“We found a new way to make volcanoes. This is the first time we found a clear indication from the transition zone deep in the Earth’s mantle that volcanoes can form this way,” said CSI member and senior author Esteban Gazel, Cornell associate professor in the Department of Earth and Atmospheric Sciences. The research published in Nature on May 15. link here to Cornell Chronicle story by Blaine Friedlander
Far below Bermuda’s pink sand beaches and turquoise tides,
Cornell geoscientists have discovered the first direct evidence that
material from deep within Earth’s mantle transition zone – a layer rich
in water, crystals and melted rock – can percolate to the surface to
Scientists have long known that volcanoes form when tectonic plates (traveling on top of the Earth’s mantle) converge, or as the result of mantle plumes that rise from the core-mantle boundary to make hotspots at Earth’s crust. But obtaining evidence that material emanating from the mantle’s transition zone – between 250 to 400 miles beneath our planet’s crust – can cause volcanoes to form is new to geologists.
“We were expecting our data to show the volcano was a mantle plume
formation – an upwelling from the deeper mantle – just like it is in
Hawaii,” Gazel said. But 30 million years ago, a disturbance in the
transition zone caused an upwelling of magma material to rise to the
surface, form a now-dormant volcano under the Atlantic Ocean and then
Using a 2,600-foot core sample – drilled in 1972, housed at Dalhousie
University, Nova Scotia – co-author Sarah Mazza of the University of
Münster, Germany, assessed the cross-section for signature isotopes,
trace elements, evidence of water content and other volatile material.
The assessment provided a geologic, volcanic history of Bermuda.
“I first suspected that Bermuda’s volcanic past was special as I
sampled the core and noticed the diverse textures and mineralogy
preserved in the different lava flows,” Mazza said. “We quickly
confirmed extreme enrichments in trace element compositions.
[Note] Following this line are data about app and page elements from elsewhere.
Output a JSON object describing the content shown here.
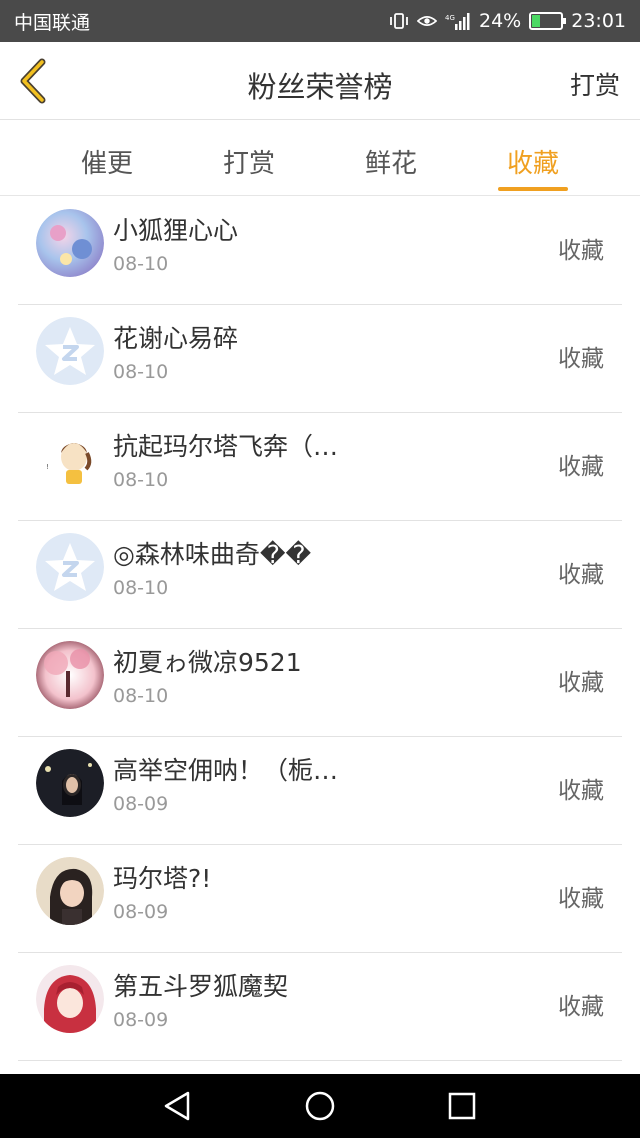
{
  "statusbar": {
    "carrier": "中国联通",
    "battery": "24%",
    "time": "23:01",
    "network": "4G"
  },
  "header": {
    "title": "粉丝荣誉榜",
    "right_action": "打赏"
  },
  "tabs": [
    {
      "label": "催更",
      "active": false
    },
    {
      "label": "打赏",
      "active": false
    },
    {
      "label": "鲜花",
      "active": false
    },
    {
      "label": "收藏",
      "active": true
    }
  ],
  "rows": [
    {
      "name": "小狐狸心心",
      "date": "08-10",
      "action": "收藏",
      "avatar": "colorful-illustration"
    },
    {
      "name": "花谢心易碎",
      "date": "08-10",
      "action": "收藏",
      "avatar": "default-star"
    },
    {
      "name": "抗起玛尔塔飞奔（…",
      "date": "08-10",
      "action": "收藏",
      "avatar": "cartoon-girl"
    },
    {
      "name": "◎森林味曲奇��",
      "date": "08-10",
      "action": "收藏",
      "avatar": "default-star"
    },
    {
      "name": "初夏ゎ微凉9521",
      "date": "08-10",
      "action": "收藏",
      "avatar": "pink-tree"
    },
    {
      "name": "高举空佣呐！（栀…",
      "date": "08-09",
      "action": "收藏",
      "avatar": "night-photo"
    },
    {
      "name": "玛尔塔?!",
      "date": "08-09",
      "action": "收藏",
      "avatar": "portrait-photo"
    },
    {
      "name": "第五斗罗狐魔契",
      "date": "08-09",
      "action": "收藏",
      "avatar": "anime-red"
    }
  ],
  "colors": {
    "accent": "#f0a020",
    "statusbar": "#4a4a4a",
    "default_avatar": "#dfe9f6"
  }
}
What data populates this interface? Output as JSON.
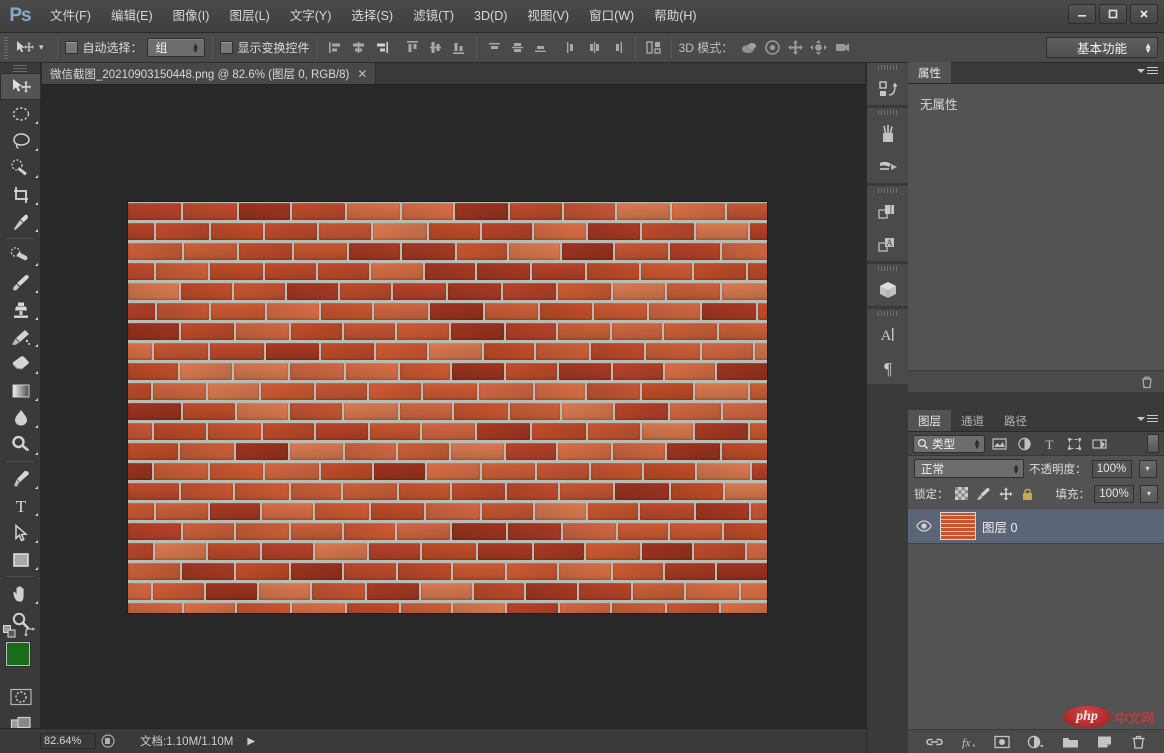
{
  "app": {
    "logo": "Ps",
    "window_controls": {
      "minimize": "—",
      "maximize": "▢",
      "close": "✕"
    }
  },
  "menubar": {
    "items": [
      {
        "label": "文件(F)",
        "name": "menu-file"
      },
      {
        "label": "编辑(E)",
        "name": "menu-edit"
      },
      {
        "label": "图像(I)",
        "name": "menu-image"
      },
      {
        "label": "图层(L)",
        "name": "menu-layer"
      },
      {
        "label": "文字(Y)",
        "name": "menu-type"
      },
      {
        "label": "选择(S)",
        "name": "menu-select"
      },
      {
        "label": "滤镜(T)",
        "name": "menu-filter"
      },
      {
        "label": "3D(D)",
        "name": "menu-3d"
      },
      {
        "label": "视图(V)",
        "name": "menu-view"
      },
      {
        "label": "窗口(W)",
        "name": "menu-window"
      },
      {
        "label": "帮助(H)",
        "name": "menu-help"
      }
    ]
  },
  "options_bar": {
    "auto_select_label": "自动选择：",
    "auto_select_value": "组",
    "show_transform_label": "显示变换控件",
    "mode_3d_label": "3D 模式：",
    "workspace": "基本功能"
  },
  "document_tab": {
    "title": "微信截图_20210903150448.png @ 82.6% (图层 0, RGB/8)",
    "close": "✕"
  },
  "toolbar": {
    "tools": [
      {
        "name": "move-tool",
        "label": "移动工具"
      },
      {
        "name": "marquee-tool",
        "label": "矩形选框工具"
      },
      {
        "name": "lasso-tool",
        "label": "套索工具"
      },
      {
        "name": "quick-selection-tool",
        "label": "快速选择工具"
      },
      {
        "name": "crop-tool",
        "label": "裁剪工具"
      },
      {
        "name": "eyedropper-tool",
        "label": "吸管工具"
      },
      {
        "name": "healing-brush-tool",
        "label": "污点修复画笔工具"
      },
      {
        "name": "brush-tool",
        "label": "画笔工具"
      },
      {
        "name": "clone-stamp-tool",
        "label": "仿制图章工具"
      },
      {
        "name": "history-brush-tool",
        "label": "历史记录画笔工具"
      },
      {
        "name": "eraser-tool",
        "label": "橡皮擦工具"
      },
      {
        "name": "gradient-tool",
        "label": "渐变工具"
      },
      {
        "name": "blur-tool",
        "label": "模糊工具"
      },
      {
        "name": "dodge-tool",
        "label": "减淡工具"
      },
      {
        "name": "pen-tool",
        "label": "钢笔工具"
      },
      {
        "name": "type-tool",
        "label": "横排文字工具"
      },
      {
        "name": "path-selection-tool",
        "label": "路径选择工具"
      },
      {
        "name": "rectangle-tool",
        "label": "矩形工具"
      },
      {
        "name": "hand-tool",
        "label": "抓手工具"
      },
      {
        "name": "zoom-tool",
        "label": "缩放工具"
      }
    ],
    "foreground_color": "#1a6b1a",
    "background_color": "#ffffff"
  },
  "status_bar": {
    "zoom": "82.64%",
    "doc_info": "文档:1.10M/1.10M",
    "arrow": "▶"
  },
  "icon_dock": {
    "items": [
      {
        "name": "history-panel-icon",
        "label": "历史记录"
      },
      {
        "name": "brush-panel-icon",
        "label": "画笔"
      },
      {
        "name": "brush-presets-panel-icon",
        "label": "画笔预设"
      },
      {
        "name": "layer-comps-panel-icon",
        "label": "图层复合"
      },
      {
        "name": "styles-panel-icon",
        "label": "样式"
      },
      {
        "name": "three-d-panel-icon",
        "label": "3D"
      },
      {
        "name": "character-panel-icon",
        "label": "字符"
      },
      {
        "name": "paragraph-panel-icon",
        "label": "段落"
      }
    ]
  },
  "properties_panel": {
    "tab": "属性",
    "body": "无属性"
  },
  "layers_panel": {
    "tabs": [
      {
        "label": "图层",
        "active": true
      },
      {
        "label": "通道",
        "active": false
      },
      {
        "label": "路径",
        "active": false
      }
    ],
    "filter_value": "类型",
    "blend_mode": "正常",
    "opacity_label": "不透明度：",
    "opacity_value": "100%",
    "lock_label": "锁定：",
    "fill_label": "填充：",
    "fill_value": "100%",
    "layers": [
      {
        "name": "图层 0",
        "visible": true,
        "selected": true
      }
    ]
  },
  "watermark": {
    "logo": "php",
    "text": "中文网"
  },
  "colors": {
    "brick_light": "#d9744a",
    "brick_mid": "#c2522f",
    "brick_dark": "#9e3c24",
    "mortar": "#bdbcb4",
    "accent_blue": "#8aa8c8",
    "selection": "#5b6577"
  }
}
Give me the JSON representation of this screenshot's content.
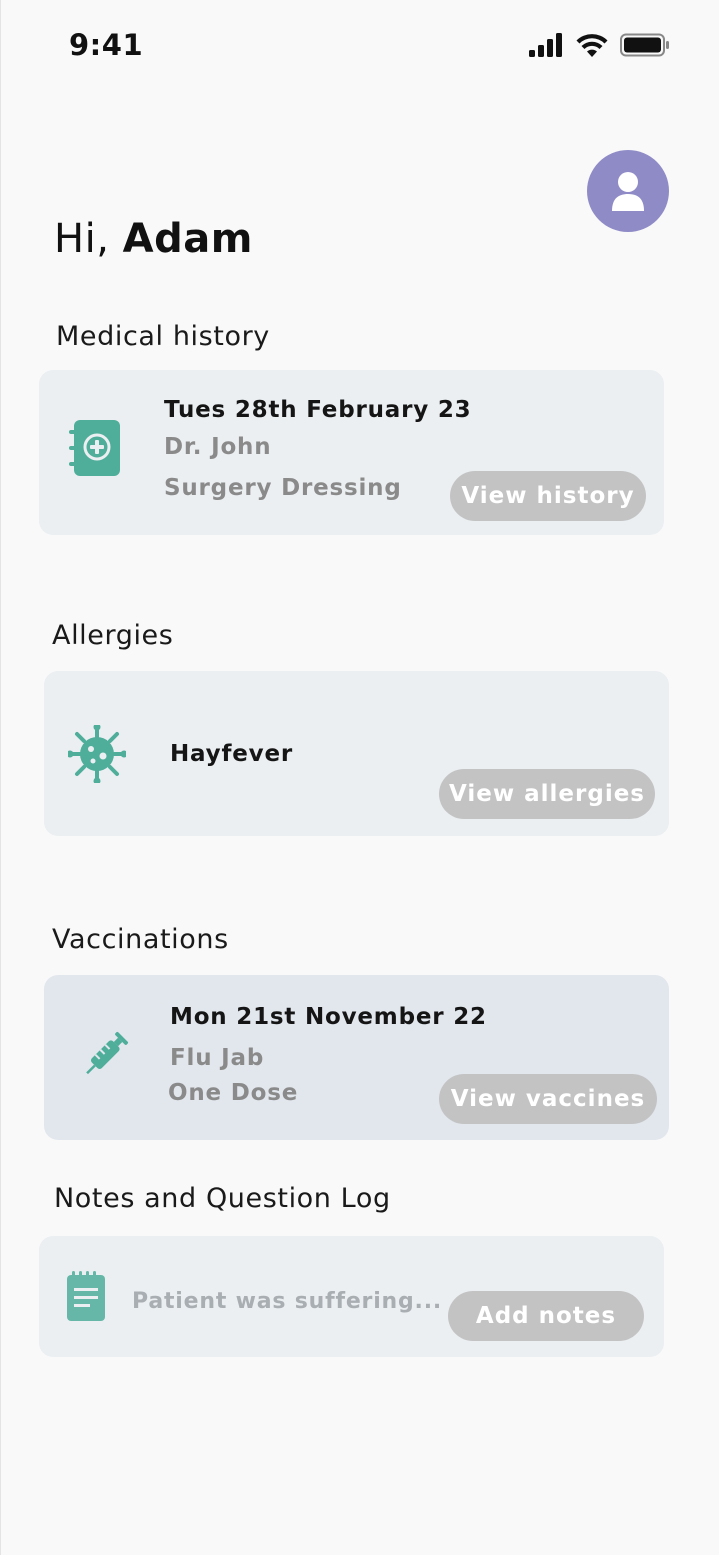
{
  "status_bar": {
    "time": "9:41",
    "icons": [
      "signal-icon",
      "wifi-icon",
      "battery-icon"
    ]
  },
  "header": {
    "greeting_prefix": "Hi, ",
    "user_name": "Adam",
    "avatar_icon": "user-icon",
    "avatar_color": "#8f8bc7"
  },
  "medical_history": {
    "title": "Medical history",
    "icon": "medical-book-icon",
    "date": "Tues 28th February 23",
    "doctor": "Dr. John",
    "procedure": "Surgery Dressing",
    "button_label": "View history"
  },
  "allergies": {
    "title": "Allergies",
    "icon": "virus-icon",
    "item": "Hayfever",
    "button_label": "View allergies"
  },
  "vaccinations": {
    "title": "Vaccinations",
    "icon": "syringe-icon",
    "date": "Mon 21st November 22",
    "vaccine": "Flu Jab",
    "dose": "One Dose",
    "button_label": "View vaccines"
  },
  "notes": {
    "title": "Notes and Question Log",
    "icon": "notepad-icon",
    "preview": "Patient was suffering...",
    "button_label": "Add notes"
  },
  "colors": {
    "accent_icon": "#4fae9a",
    "button_bg": "#c3c3c3",
    "card_bg": "#ebeff2"
  }
}
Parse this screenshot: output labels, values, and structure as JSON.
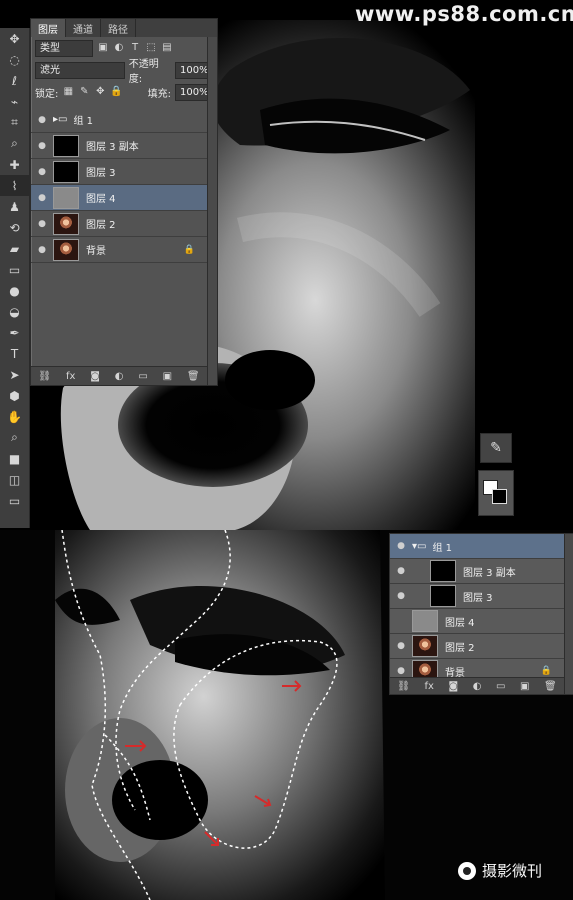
{
  "site": {
    "watermark": "www.ps88.com.cn",
    "bottom_logo": "摄影微刊"
  },
  "layers_panel": {
    "tabs": [
      "图层",
      "通道",
      "路径"
    ],
    "kind_label": "类型",
    "blend_mode": "滤光",
    "opacity_label": "不透明度:",
    "opacity_value": "100%",
    "lock_label": "锁定:",
    "fill_label": "填充:",
    "fill_value": "100%",
    "layers": [
      {
        "name": "组 1",
        "type": "group"
      },
      {
        "name": "图层 3 副本",
        "type": "black"
      },
      {
        "name": "图层 3",
        "type": "black"
      },
      {
        "name": "图层 4",
        "type": "gray"
      },
      {
        "name": "图层 2",
        "type": "face"
      },
      {
        "name": "背景",
        "type": "face_locked"
      }
    ],
    "bottom_icons": [
      "link-icon",
      "fx-icon",
      "mask-icon",
      "adjustment-icon",
      "folder-icon",
      "new-layer-icon",
      "trash-icon"
    ]
  },
  "toolbar": [
    "move",
    "marquee",
    "lasso",
    "quick-select",
    "crop",
    "eyedropper",
    "healing",
    "brush",
    "stamp",
    "history",
    "eraser",
    "gradient",
    "blur",
    "dodge",
    "pen",
    "type",
    "path-select",
    "shape",
    "hand",
    "zoom",
    "fg-bg",
    "mode",
    "screen"
  ],
  "colors": {
    "foreground": "#ffffff",
    "background": "#000000",
    "selected_layer": "#5a6b82"
  }
}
It was
exciting going over our first results … the mysteries of Bermuda started
From the core samples, the group detected geochemical signatures from
the transition zone, which included larger amounts of water encased in
the crystals than were found in subduction zones. Water in subduction
zones recycles back to Earth’s surface. There is enough water in the
transition zone to form at least three oceans, according to Gazel, but
it is the water that helps rock to melt in the transition zone.
The geoscientists developed numerical models with Robert Moucha,
associate professor of Earth sciences at Syracuse University, to
discover a disturbance in the transition zone that likely forced
material from this deep mantle layer to melt and percolate to the
Despite more than 50 years of isotopic measurements in oceanic lavas,
the peculiar and extreme isotopes measured in the Bermuda lava core had
not been observed before. Yet, these extreme isotopic compositions
allowed the scientists to identify the unique source of the lava.
“If we start to look more carefully, I believe we’re going to find
these geochemical signatures in more places,” said co-author Michael
Bizimis, associate professor at the University of South Carolina.
Gazel explained that this research provides a new connection between
the transition zone layer and volcanoes on the surface of Earth. “With
this work we can demonstrate that the Earth’s transition zone is an
extreme chemical reservoir,” he said. “We are now just now beginning to
recognize its importance in terms of global geodynamics and even
Said Gazel: “Our next step is to examine more locations to determine
the difference between geological processes that can result in
intraplate volcanoes and determine the role of the mantle’s transition
zone in the evolution of our planet.”
Gazel is a fellow at Cornell’s Atkinson Center for a Sustainable Future and a fellow at Cornell’s Carl Sagan Institute. In addition to Gazel, Mazza, Bizimis and Moucha, co-authors of “Sampling the Volatile-Rich Transition Zone Beneath Bermuda,” are Paul Béguelin, University of South Carolina; Elizabeth A. Johnson, James Madison University; Ryan J. McAleer, United States Geological Survey; and Alexander V. Sobolev, the Russian Academy of Sciences. The National Science Foundation provided funding for this research. written by Blaine Friedlander, Cornell Chronicle
Esteban Gazel, Earth & Atmospheric Sciences